(Collected data)
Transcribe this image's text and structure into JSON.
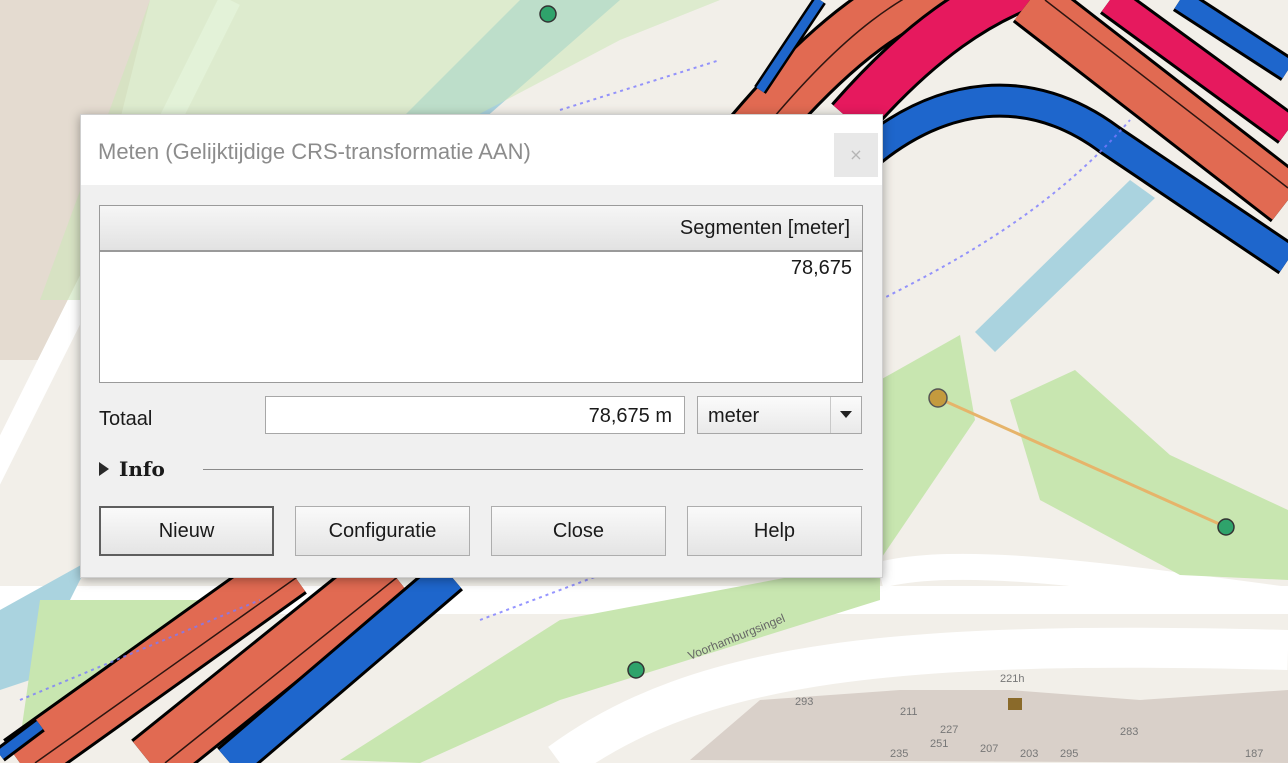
{
  "dialog": {
    "title": "Meten (Gelijktijdige CRS-transformatie AAN)",
    "close_glyph": "×",
    "table": {
      "header": "Segmenten [meter]",
      "rows": [
        "78,675"
      ]
    },
    "total": {
      "label": "Totaal",
      "value": "78,675 m",
      "unit": "meter"
    },
    "info_label": "Info",
    "buttons": {
      "new": "Nieuw",
      "config": "Configuratie",
      "close": "Close",
      "help": "Help"
    }
  },
  "map": {
    "street_label": "Voorhamburgsingel",
    "house_numbers": [
      "221h",
      "293",
      "211",
      "227",
      "251",
      "207",
      "203",
      "235",
      "187",
      "283",
      "295"
    ],
    "colors": {
      "background": "#f2efe9",
      "park": "#c8e6b0",
      "water": "#aad3df",
      "rail_red": "#e16a52",
      "rail_pink": "#e6195e",
      "rail_blue": "#1e66cc",
      "measure_line": "#e6b46a",
      "vertex_green": "#2fa36b"
    }
  }
}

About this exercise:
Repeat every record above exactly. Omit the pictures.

Reply to the task:
Transcribe this image's text and structure into JSON.
{
  "dialog": {
    "title": "Meten (Gelijktijdige CRS-transformatie AAN)",
    "close_glyph": "×",
    "table": {
      "header": "Segmenten [meter]",
      "rows": [
        "78,675"
      ]
    },
    "total": {
      "label": "Totaal",
      "value": "78,675 m",
      "unit": "meter"
    },
    "info_label": "Info",
    "buttons": {
      "new": "Nieuw",
      "config": "Configuratie",
      "close": "Close",
      "help": "Help"
    }
  },
  "map": {
    "street_label": "Voorhamburgsingel",
    "house_numbers": [
      "221h",
      "293",
      "211",
      "227",
      "251",
      "207",
      "203",
      "235",
      "187",
      "283",
      "295"
    ],
    "colors": {
      "background": "#f2efe9",
      "park": "#c8e6b0",
      "water": "#aad3df",
      "rail_red": "#e16a52",
      "rail_pink": "#e6195e",
      "rail_blue": "#1e66cc",
      "measure_line": "#e6b46a",
      "vertex_green": "#2fa36b"
    }
  }
}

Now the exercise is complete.